HALIFAX — The chair of the public inquiry into the April 2020 mass shooting in Nova Scotia said Monday the commission wants to issue “clear and pragmatic” recommendations following its third and final phase of work.
In a statement read at the hearings in Halifax, Michael MacDonald said the commission is committed to doing its utmost to ensure that its findings help prevent similar incidents from happening in the future. The last stretch of the inquiry — known as the Mass Casualty Commission — began Monday and will be focused on developing recommendations.
Over a 13-hour period on April 18-19, 2020, a gunman driving a replica police car killed 22 people in the small rural community of Portapique, N.S., and in the northern and central parts of the province.
“We must bring forward recommendations that can help improve safety for the communities most affected by the mass casualty and for all communities across Nova Scotia, Canada and beyond,” MacDonald said. “Recommendations that are clear, pragmatic and ready to be implemented so that people across our governments, institutions and communities can take action right away.”
Since the inquiry began its work in early 2021 and commenced public hearings in February, MacDonald said it has shared its “best understanding of what happened” at all of the 17 crime scenes. The inquiry has released 31 foundational documents, more than 3,000 supporting source materials, 19 commissioned reports and more than 1,100 research and policy documents; it has also released 20 supplementary reports by the inquiry’s investigative team.
Inquiry officials conducted more than 240 interviews with witnesses, including with 79 members of the RCMP. They also heard from 90 experts during inquiry roundtable discussions.
”This inquiry is of national importance and that scope will continue to inform our approach in our final phase,” MacDonald said.
On Monday, the inquiry released a 376-page document that examined 71 reports containing more than 2,000 recommendations from inquiries and reviews conducted in Canada between 1989 and 2022. Commission counsel Jennifer Cox said the overview looked at recommendations that are relevant to the Mass Casualty Commission, involving such things as internal and public police communications, police oversight and training, and gender-based violence.
“Of the recommendations that have already been made, are there things that could have been recommended and have not been recommended?” Cox asked. “The other thing we want to do is gather ideas on how to make improvements in the future.”
She said the purpose of looking back is to assist with “shaping” the inquiry’s recommendations.
Throughout September, the inquiry will hear from witnesses who have not yet provided testimony. It will also gather suggestions from organizations, local residents and the general public on ways to make communities safer.

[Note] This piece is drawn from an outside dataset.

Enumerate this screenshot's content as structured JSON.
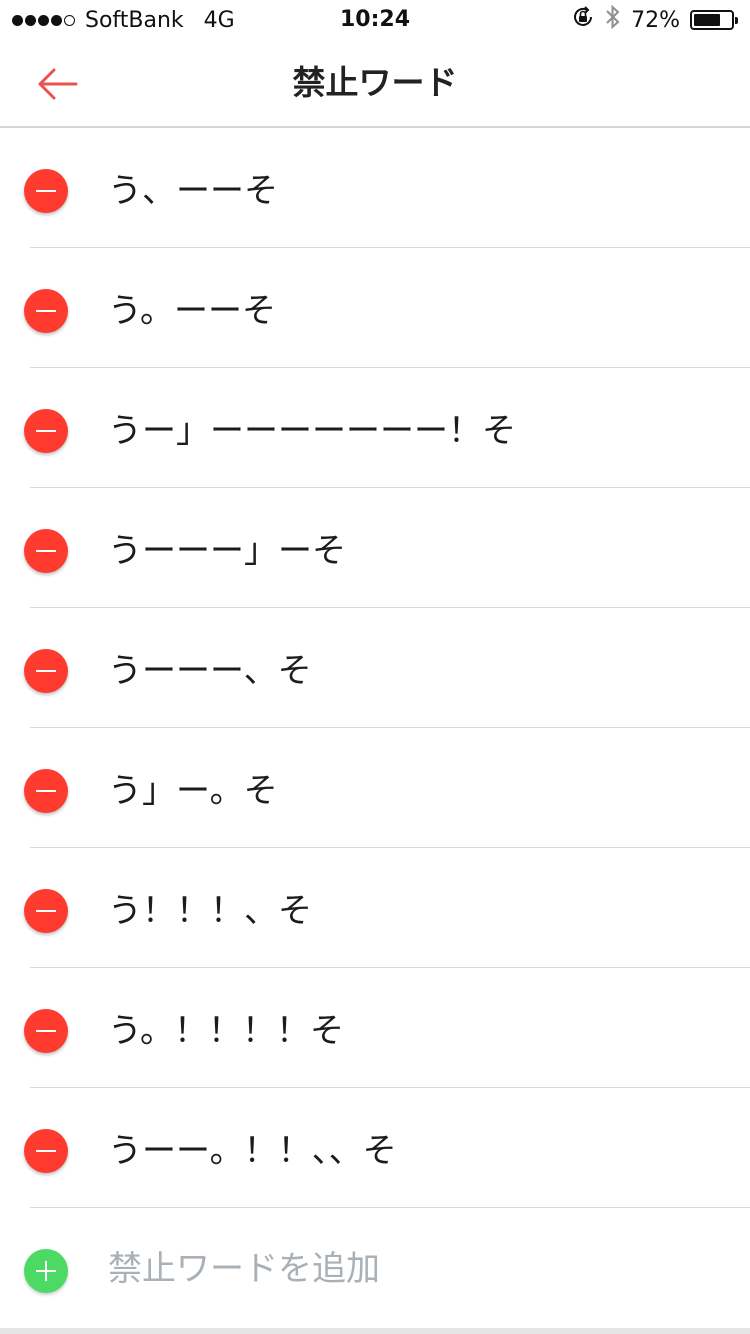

Last week, Lee Bergerman, retired commander of the Nova Scotia RCMP, and Commissioner Brenda Lucki told the inquiry that the force requires more resources because policing costs continue to rise. During her testimony, Bergerman noted that the force has long complained of lacking the staff and equipment needed to adequately police the province.
The deadline for the final report of the public inquiry into the April 18-19, 2020, mass shooting has been extended five months and is now expected by March 31, 2023. The report was originally expected on Nov. 1.
This report by The Canadian Press was first published Aug. 29, 2022.
Keith Doucette, The Canadian Press